To the Editors:

In her review of Claudia Roth Pierpont’s Passionate Minds: Women Rewriting the World [NYR, April 13], in which Eudora Welty, the “perfect lady,” is accused of having failed to write of such timely subjects as racial conflict out of a disinclination to offend her Jackson, Mississippi, neighbors, Lorrie Moore makes the subtle point that a writer may decline to write about some subjects out of modesty: “a writer’s underestimation of his or her abilities, that keeps the work…so constricted.” It might be more generally argued that no artist has the obligation to take on any subject; art isn’t sociology, journalism, or CNN. Only a very naive and mean-spirited critic would wish to fault Emily Dickinson for having failed to write specifically of the Civil War, for instance, or Henry James, Edith Wharton, and Willa Cather for having failed to write of the exploitation of child labor in the US in their time. We note that William Faulkner failed to contend with the great revolution in physics that was occurring during his lifetime, and James Baldwin took no evident interest in women’s liberation. These curious lapses in genius we must forgive.

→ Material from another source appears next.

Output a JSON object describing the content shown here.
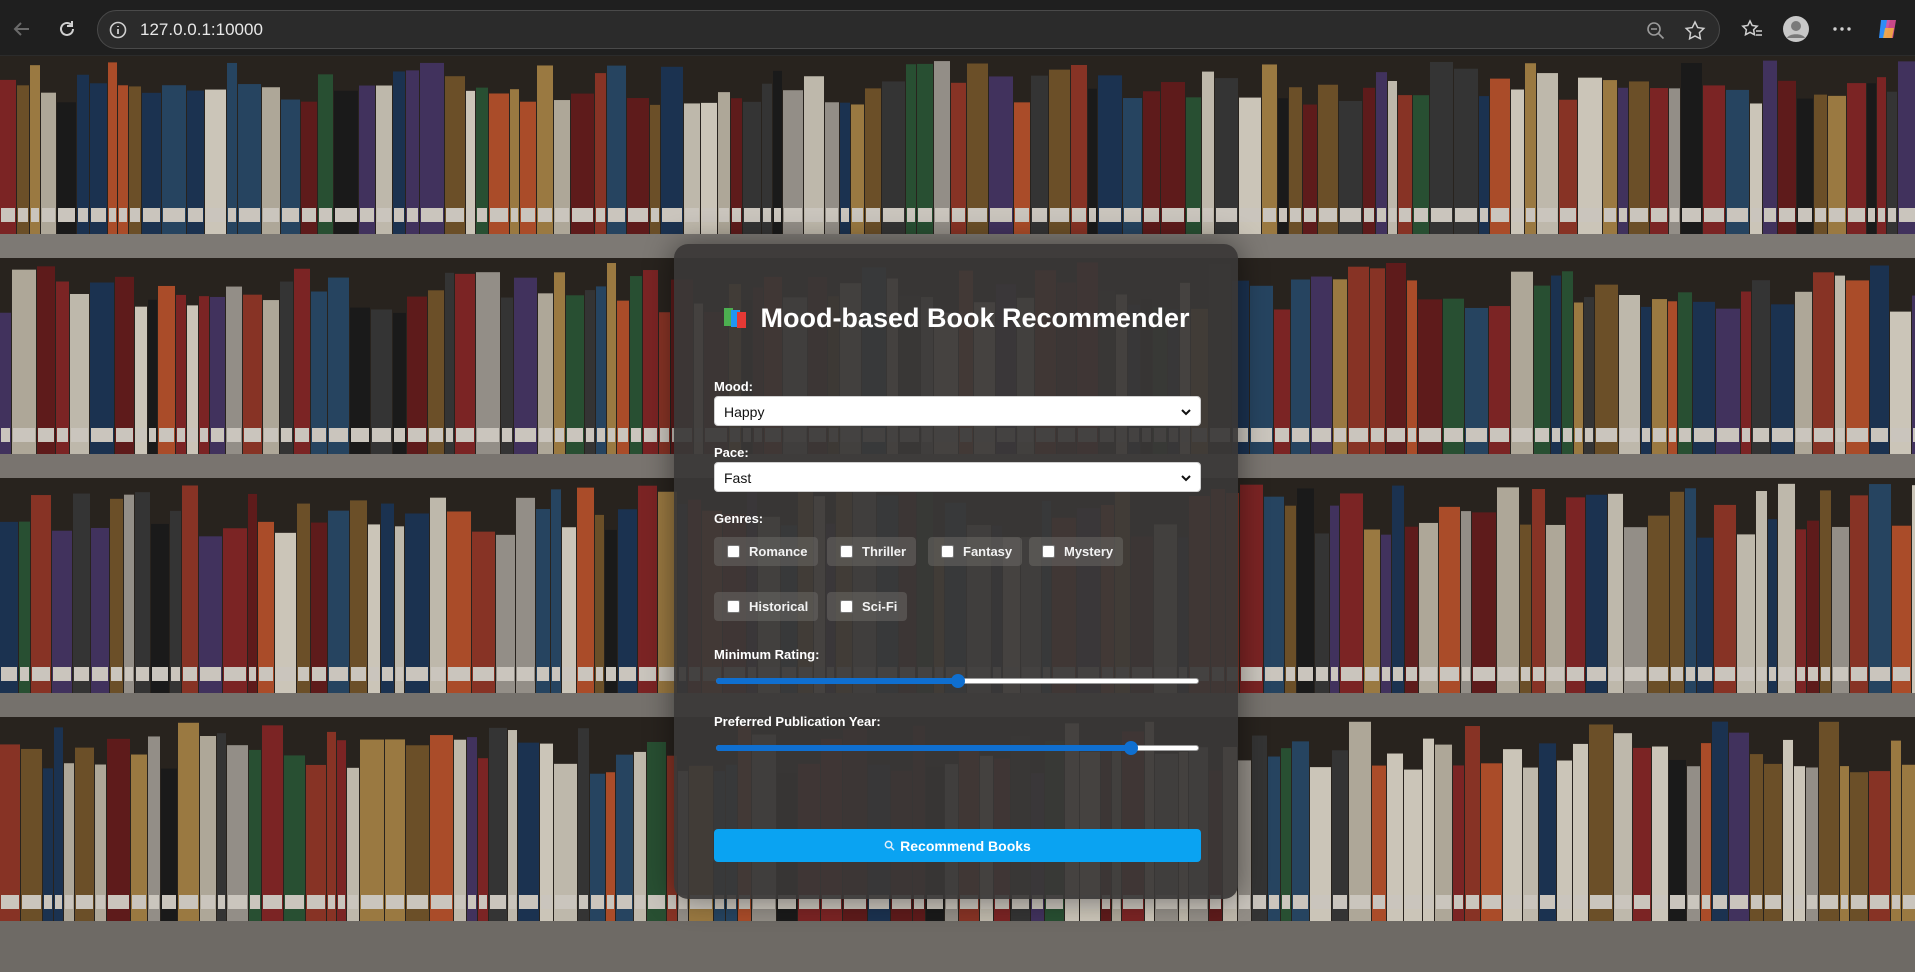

The irony is that, in fact, in her bullying of Welty, Pierpont exhibits an ignorance of Welty’s more “timely” work. Welty has written at least two fine stories that deal directly, and memorably, with racial issues in her South: “Where Is the Voice Coming From?” (1963), which gives voice to the white racist killer who shot down the black university student Medgar Evers; and “The Demonstrators” (1966). The merit of these stories isn’t that they are timely, or even courageous, but that they are beautifully written.

Joyce Carol Oates
Professor of Humanities
Princeton University
Princeton, New Jersey

This Issue

May 11, 2000